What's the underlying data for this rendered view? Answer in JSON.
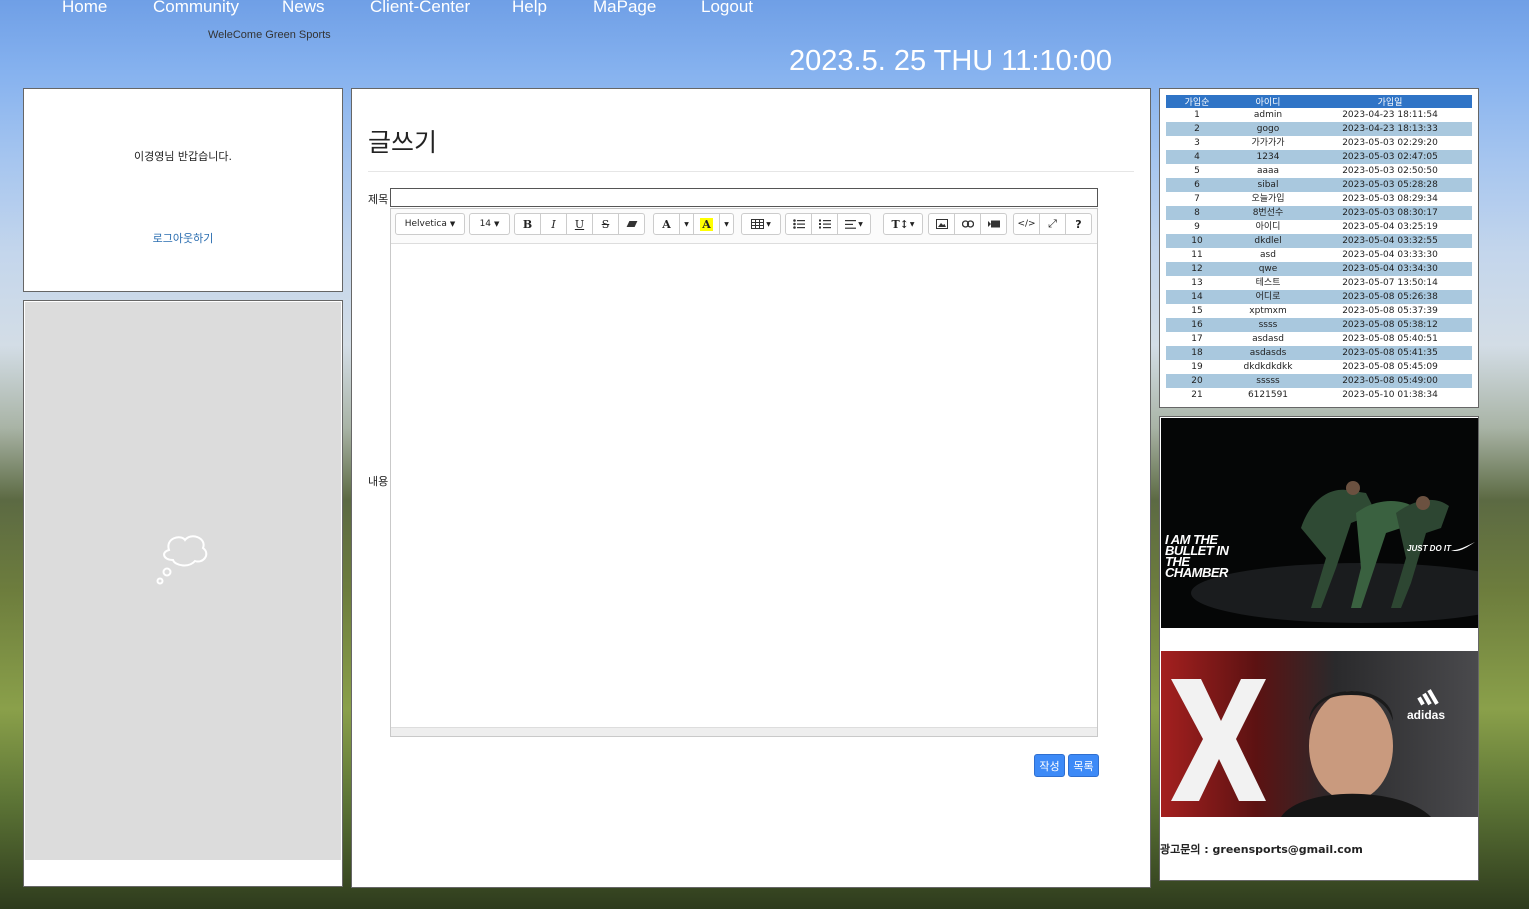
{
  "nav": {
    "items": [
      "Home",
      "Community",
      "News",
      "Client-Center",
      "Help",
      "MaPage",
      "Logout"
    ]
  },
  "header": {
    "tagline": "WeleCome Green Sports",
    "clock": "2023.5. 25 THU 11:10:00"
  },
  "user_box": {
    "greeting": "이경영님 반갑습니다.",
    "logout_label": "로그아웃하기"
  },
  "compose": {
    "title": "글쓰기",
    "subject_label": "제목",
    "content_label": "내용",
    "subject_value": "",
    "toolbar": {
      "font_family": "Helvetica",
      "font_size": "14",
      "bold": "B",
      "italic": "I",
      "underline": "U",
      "strike": "S",
      "help": "?"
    },
    "submit_label": "작성",
    "list_label": "목록"
  },
  "members": {
    "columns": [
      "가입순",
      "아이디",
      "가입일"
    ],
    "rows": [
      [
        "1",
        "admin",
        "2023-04-23 18:11:54"
      ],
      [
        "2",
        "gogo",
        "2023-04-23 18:13:33"
      ],
      [
        "3",
        "가가가가",
        "2023-05-03 02:29:20"
      ],
      [
        "4",
        "1234",
        "2023-05-03 02:47:05"
      ],
      [
        "5",
        "aaaa",
        "2023-05-03 02:50:50"
      ],
      [
        "6",
        "sibal",
        "2023-05-03 05:28:28"
      ],
      [
        "7",
        "오늘가입",
        "2023-05-03 08:29:34"
      ],
      [
        "8",
        "8번선수",
        "2023-05-03 08:30:17"
      ],
      [
        "9",
        "아이디",
        "2023-05-04 03:25:19"
      ],
      [
        "10",
        "dkdlel",
        "2023-05-04 03:32:55"
      ],
      [
        "11",
        "asd",
        "2023-05-04 03:33:30"
      ],
      [
        "12",
        "qwe",
        "2023-05-04 03:34:30"
      ],
      [
        "13",
        "테스트",
        "2023-05-07 13:50:14"
      ],
      [
        "14",
        "어디로",
        "2023-05-08 05:26:38"
      ],
      [
        "15",
        "xptmxm",
        "2023-05-08 05:37:39"
      ],
      [
        "16",
        "ssss",
        "2023-05-08 05:38:12"
      ],
      [
        "17",
        "asdasd",
        "2023-05-08 05:40:51"
      ],
      [
        "18",
        "asdasds",
        "2023-05-08 05:41:35"
      ],
      [
        "19",
        "dkdkdkdkk",
        "2023-05-08 05:45:09"
      ],
      [
        "20",
        "sssss",
        "2023-05-08 05:49:00"
      ],
      [
        "21",
        "6121591",
        "2023-05-10 01:38:34"
      ]
    ]
  },
  "ads": {
    "ad1_text": "I AM THE BULLET IN THE CHAMBER",
    "ad1_slogan": "JUST DO IT",
    "ad2_brand": "adidas",
    "contact": "광고문의 : greensports@gmail.com"
  },
  "colors": {
    "accent": "#3d8af7",
    "table_header": "#2f74c6",
    "table_alt_row": "#a9c8de",
    "link": "#2a6db0"
  }
}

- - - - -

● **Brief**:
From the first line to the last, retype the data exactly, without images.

● **Answer space**:
What's the underlying data for this rendered view? Answer in JSON.
{
  "nav": {
    "items": [
      "Home",
      "Community",
      "News",
      "Client-Center",
      "Help",
      "MaPage",
      "Logout"
    ]
  },
  "header": {
    "tagline": "WeleCome Green Sports",
    "clock": "2023.5. 25 THU 11:10:00"
  },
  "user_box": {
    "greeting": "이경영님 반갑습니다.",
    "logout_label": "로그아웃하기"
  },
  "compose": {
    "title": "글쓰기",
    "subject_label": "제목",
    "content_label": "내용",
    "subject_value": "",
    "toolbar": {
      "font_family": "Helvetica",
      "font_size": "14",
      "bold": "B",
      "italic": "I",
      "underline": "U",
      "strike": "S",
      "help": "?"
    },
    "submit_label": "작성",
    "list_label": "목록"
  },
  "members": {
    "columns": [
      "가입순",
      "아이디",
      "가입일"
    ],
    "rows": [
      [
        "1",
        "admin",
        "2023-04-23 18:11:54"
      ],
      [
        "2",
        "gogo",
        "2023-04-23 18:13:33"
      ],
      [
        "3",
        "가가가가",
        "2023-05-03 02:29:20"
      ],
      [
        "4",
        "1234",
        "2023-05-03 02:47:05"
      ],
      [
        "5",
        "aaaa",
        "2023-05-03 02:50:50"
      ],
      [
        "6",
        "sibal",
        "2023-05-03 05:28:28"
      ],
      [
        "7",
        "오늘가입",
        "2023-05-03 08:29:34"
      ],
      [
        "8",
        "8번선수",
        "2023-05-03 08:30:17"
      ],
      [
        "9",
        "아이디",
        "2023-05-04 03:25:19"
      ],
      [
        "10",
        "dkdlel",
        "2023-05-04 03:32:55"
      ],
      [
        "11",
        "asd",
        "2023-05-04 03:33:30"
      ],
      [
        "12",
        "qwe",
        "2023-05-04 03:34:30"
      ],
      [
        "13",
        "테스트",
        "2023-05-07 13:50:14"
      ],
      [
        "14",
        "어디로",
        "2023-05-08 05:26:38"
      ],
      [
        "15",
        "xptmxm",
        "2023-05-08 05:37:39"
      ],
      [
        "16",
        "ssss",
        "2023-05-08 05:38:12"
      ],
      [
        "17",
        "asdasd",
        "2023-05-08 05:40:51"
      ],
      [
        "18",
        "asdasds",
        "2023-05-08 05:41:35"
      ],
      [
        "19",
        "dkdkdkdkk",
        "2023-05-08 05:45:09"
      ],
      [
        "20",
        "sssss",
        "2023-05-08 05:49:00"
      ],
      [
        "21",
        "6121591",
        "2023-05-10 01:38:34"
      ]
    ]
  },
  "ads": {
    "ad1_text": "I AM THE BULLET IN THE CHAMBER",
    "ad1_slogan": "JUST DO IT",
    "ad2_brand": "adidas",
    "contact": "광고문의 : greensports@gmail.com"
  },
  "colors": {
    "accent": "#3d8af7",
    "table_header": "#2f74c6",
    "table_alt_row": "#a9c8de",
    "link": "#2a6db0"
  }
}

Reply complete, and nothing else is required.